known as West Shore Road, 1.6 miles south of its junction with State 
Highway 90.
    Vereen, Lula, farm located on the north side of a secondary road 
known as Dogwood Road, 1.6 miles north of its intersection with State 
Highway 22, then 0.7 mile east of its intersection with State Highway 
90.
    The Willoughby, Shane, farm located on the north side of an unpaved 
road known as Farming Dale Road, 0.4 mile north of its junction with 
State Highway 917 and 1.1 miles east of its intersection with a 
secondary highway known as Nichols Highway.
    The Worley, Floyd C., farm located on both sides of a secondary 
road known as Sandplant Road, 1.1 miles west of its intersection with 
State Highway 76 and 1.7 miles north of its intersection with State 
Highway 9.
    Marion County. The Baxley, Warner, farm located on the west side of 
Penderboro Road, 1.6 miles north of its intersection with the State 
Highway 501 Bypass.
    The Best Woods Road and Bubba Road farm located on both sides of 
Best Woods Road, 1.4 miles south of its intersection with State Highway 
76.
    The Erwin, Harold, farm located on the west side of the State 
secondary road known as Laughin Road, 1 mile north of its intersection 
with State Highway 76.
    The Gerald, Issaic, farm located on the west side of a secondary 
road known as Foxworth Road, 0.3 mile northwest of its intersection 
with Secondary Road 9.
    The Holmes, Issaic, farm located on the east side of an unpaved 
road known as Phill Road, 0.5 mile south of its junction with State 
Highway 9 and 5 miles east of its intersection with State Highway 41-A.
    The Johnson, J. D., farm located on the west side of an unpaved 
road known as Harold Road, 0.6 mile north of its intersection with Old 
Mullins Road and 1.3 miles west of its intersection with North Main 
Street in Nichols.
    The Keen, Davis, Estate farm located on the south side of an 

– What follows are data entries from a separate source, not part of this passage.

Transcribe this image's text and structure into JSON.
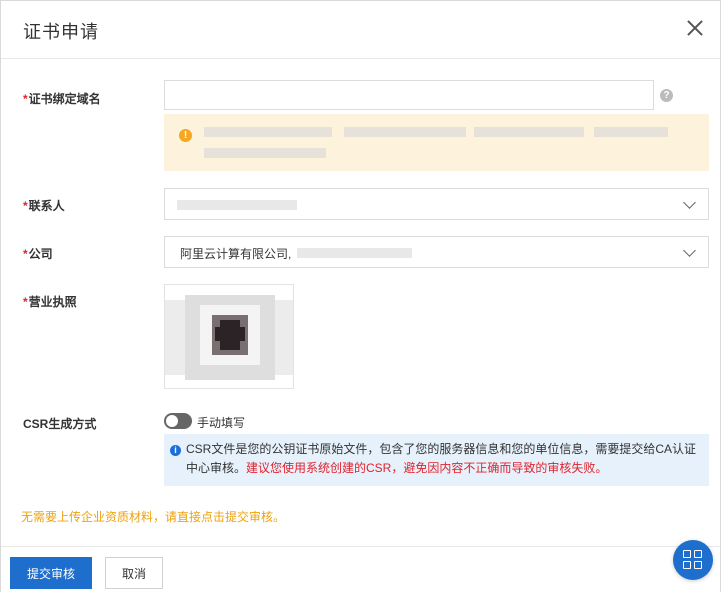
{
  "dialog": {
    "title": "证书申请"
  },
  "form": {
    "domain": {
      "required_mark": "*",
      "label": "证书绑定域名",
      "value": "",
      "placeholder": ""
    },
    "contact": {
      "required_mark": "*",
      "label": "联系人"
    },
    "company": {
      "required_mark": "*",
      "label": "公司",
      "value": "阿里云计算有限公司,"
    },
    "license": {
      "required_mark": "*",
      "label": "营业执照"
    },
    "csr": {
      "label": "CSR生成方式",
      "toggle_label": "手动填写",
      "info_text": "CSR文件是您的公钥证书原始文件，包含了您的服务器信息和您的单位信息，需要提交给CA认证中心审核。",
      "info_warning": "建议您使用系统创建的CSR，避免因内容不正确而导致的审核失败。"
    }
  },
  "note": "无需要上传企业资质材料，请直接点击提交审核。",
  "footer": {
    "submit_label": "提交审核",
    "cancel_label": "取消"
  },
  "icons": {
    "help": "question-icon",
    "warning": "warning-icon",
    "info": "info-icon",
    "close": "close-icon",
    "fab": "grid-icon"
  },
  "colors": {
    "primary": "#1e6ecd",
    "required": "#e0242e",
    "warning_bg": "#fdf3dc",
    "info_bg": "#e6f1fb",
    "note": "#f0a20a"
  }
}
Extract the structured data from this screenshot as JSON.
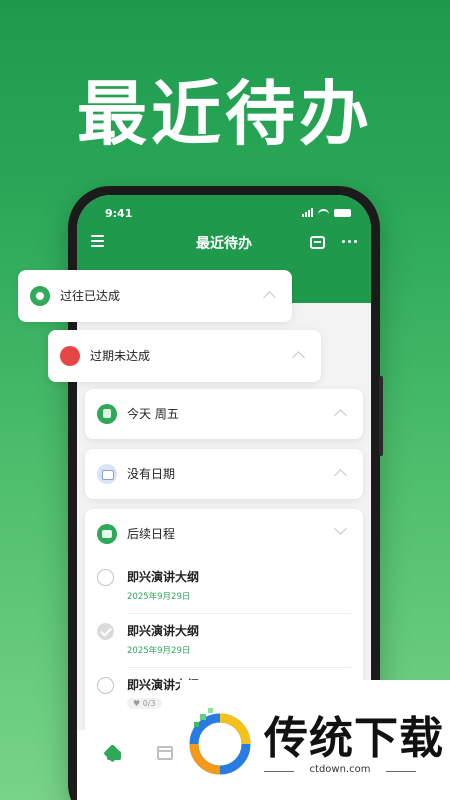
{
  "hero_title": "最近待办",
  "status": {
    "time": "9:41"
  },
  "app": {
    "title": "最近待办"
  },
  "groups": {
    "past_done": "过往已达成",
    "overdue": "过期未达成",
    "today": "今天 周五",
    "no_date": "没有日期",
    "upcoming": "后续日程"
  },
  "tasks": [
    {
      "title": "即兴演讲大纲",
      "date": "2025年9月29日",
      "done": false
    },
    {
      "title": "即兴演讲大纲",
      "date": "2025年9月29日",
      "done": true
    },
    {
      "title": "即兴演讲大纲",
      "subtasks": "0/3",
      "done": false
    }
  ],
  "watermark": {
    "name": "传统下载",
    "url": "ctdown.com"
  },
  "colors": {
    "brand_green": "#1f9a4c",
    "accent_green": "#2fa85a",
    "danger_red": "#e64646"
  }
}
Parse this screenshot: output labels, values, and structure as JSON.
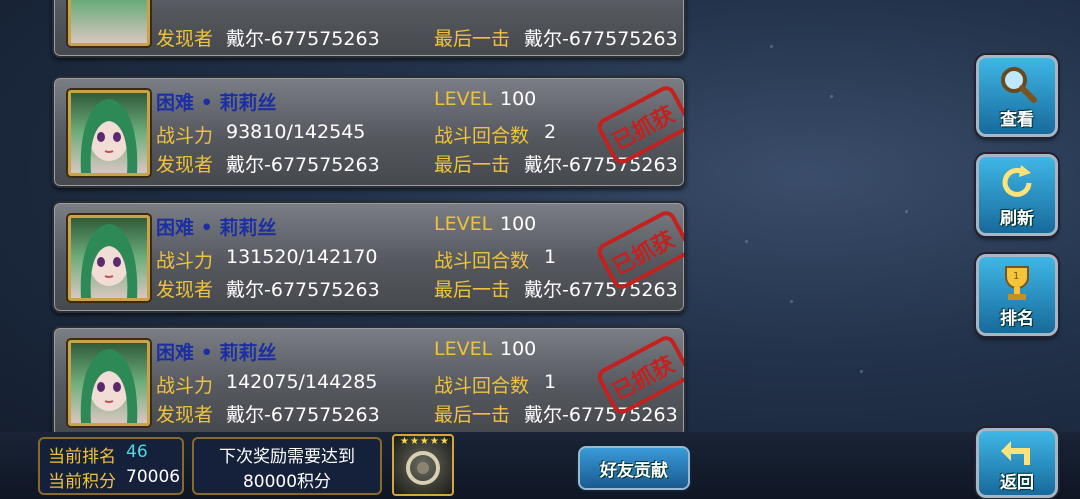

unpaved road known as Frazier Road, 0.7 mile northwest of its 
intersection with Secondary Road 9.
    The Porter, Hubert, farm located on the south side of an unpaved 
road known as Bubba Road, 1.3 miles south from its intersection with 
State Highway 76.
    The Richardson, Billy, farm located on the east side of Secondary 
Road 908, 0.8 mile north of its intersection with State Highway 378.
    The Rogers, Paul, farm located on the north side of an unpaved road 
known as Tobacco Barn Road, 0.8 mile west of its intersection with a 
State secondary road known as E. Sellers Road and 1.7 miles north of 
its intersection with State Highway 41-A.

    Done in Washington, DC, this 15th day of February 2007.
Elizabeth E. Gaston,
Acting Administrator, Animal and Plant Health Inspection Service.
[FR Doc. E7-3013 Filed 2-21-07; 8:45 am]
BILLING CODE 3410-34-P